Falsified Sandy engineering reports to be released
Allegedly doctored engineering reports that led to flood insurance claim denials after Superstorm Sandy are expected to be released by the middle of this month, according to attorneys working on the case.
“Not just reports, but also draft estimates of damage,” Chip Merlin, an attorney who specializes in post-hurricane insurance claims, clarified to the Asbury Park Press. “I anticipate that the estimates of damage were lowered by the insurance companies or their vendors in many instances.”
The release comes after a Dec. 23 letter from the US Department of Justice to the US District Court of New Jersey, which said FEMA had asked engineering firms contracted with the National Flood Insurance Program to provide it with any draft engineering reports connected to more than 1,500 civil court cases that accuse engineering firms and insurance companies of racketeering.
Plaintiffs in the cases argue engineering reports were falsified to eliminate flooding as the cause of damage to residential and business properties following Superstorm Sandy. Doing so prevented claims payout to home and business owners, and allowed insurance companies to benefit by driving up claims handling expenses.

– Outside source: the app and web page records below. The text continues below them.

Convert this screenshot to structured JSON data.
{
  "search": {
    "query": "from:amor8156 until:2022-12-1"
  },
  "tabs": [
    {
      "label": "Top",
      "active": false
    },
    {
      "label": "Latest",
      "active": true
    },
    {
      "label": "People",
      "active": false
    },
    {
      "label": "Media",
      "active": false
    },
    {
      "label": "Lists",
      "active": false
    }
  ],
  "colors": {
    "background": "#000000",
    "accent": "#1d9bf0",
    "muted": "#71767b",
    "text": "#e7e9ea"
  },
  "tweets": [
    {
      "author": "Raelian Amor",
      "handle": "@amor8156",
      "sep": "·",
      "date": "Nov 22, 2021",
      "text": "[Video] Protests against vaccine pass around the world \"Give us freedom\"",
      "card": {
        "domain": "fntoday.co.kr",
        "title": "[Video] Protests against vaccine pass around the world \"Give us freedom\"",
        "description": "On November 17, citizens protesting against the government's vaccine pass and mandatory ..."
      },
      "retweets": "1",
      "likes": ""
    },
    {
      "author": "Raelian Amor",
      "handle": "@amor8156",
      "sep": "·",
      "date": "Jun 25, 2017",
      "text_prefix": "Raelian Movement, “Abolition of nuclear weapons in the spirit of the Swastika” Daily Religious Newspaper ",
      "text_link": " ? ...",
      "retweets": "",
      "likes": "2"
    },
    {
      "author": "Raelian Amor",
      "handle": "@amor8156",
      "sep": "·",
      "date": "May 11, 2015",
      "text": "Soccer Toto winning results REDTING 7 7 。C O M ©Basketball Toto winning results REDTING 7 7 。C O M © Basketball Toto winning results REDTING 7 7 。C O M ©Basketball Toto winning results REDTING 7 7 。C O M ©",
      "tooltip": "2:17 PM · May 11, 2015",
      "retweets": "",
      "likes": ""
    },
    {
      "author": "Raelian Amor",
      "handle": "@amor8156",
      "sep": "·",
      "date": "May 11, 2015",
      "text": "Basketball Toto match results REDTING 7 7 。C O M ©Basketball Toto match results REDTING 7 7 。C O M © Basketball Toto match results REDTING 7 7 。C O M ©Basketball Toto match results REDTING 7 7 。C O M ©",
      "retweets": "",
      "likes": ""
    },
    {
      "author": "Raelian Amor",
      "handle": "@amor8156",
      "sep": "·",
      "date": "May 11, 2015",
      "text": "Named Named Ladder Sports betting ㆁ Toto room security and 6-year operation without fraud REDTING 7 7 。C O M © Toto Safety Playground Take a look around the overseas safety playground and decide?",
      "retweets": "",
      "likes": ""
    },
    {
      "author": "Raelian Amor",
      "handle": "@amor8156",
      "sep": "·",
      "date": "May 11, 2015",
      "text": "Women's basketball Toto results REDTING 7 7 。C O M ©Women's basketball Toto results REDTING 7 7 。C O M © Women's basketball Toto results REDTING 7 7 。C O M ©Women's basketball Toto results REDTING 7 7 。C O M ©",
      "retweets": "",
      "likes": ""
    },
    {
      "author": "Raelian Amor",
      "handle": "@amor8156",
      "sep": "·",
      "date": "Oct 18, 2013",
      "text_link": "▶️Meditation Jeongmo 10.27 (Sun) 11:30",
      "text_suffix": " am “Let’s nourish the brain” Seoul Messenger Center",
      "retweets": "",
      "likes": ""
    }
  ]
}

Insurers including units of Hartford Financial Services Group, Travelers Cos., Wright National Flood Insurance Co. and Selective Insurance have been accused with participating in the scheme.
According to a Bloomberg report, insurers benefit from the National Flood Insurance Program’s reimbursement program, which incentivizes prolonged litigation “in order to charge and collect unnecessary claims handling expenses and attorneys’ fees.”
One plaintiff, Krista Sperber of Long Beach, NY, celebrated the forthcoming release of the reports.
“I’ve been beating this drum for two years ever since we got this [engineering] report, so I’m just happy to see this come out,” she told USA Today.
The release, directed by FEMA, includes all engineering reports found to have been secretly modified. The drafts will be forwarded to the US Attorney’s offices where they will be turned over to homeowners for their use in the lawsuits.
The Justice Department says it expects insurers that sell FEMA-backed flood policies to “follow their lead.”
by Insurance Business | Jan 06, 2015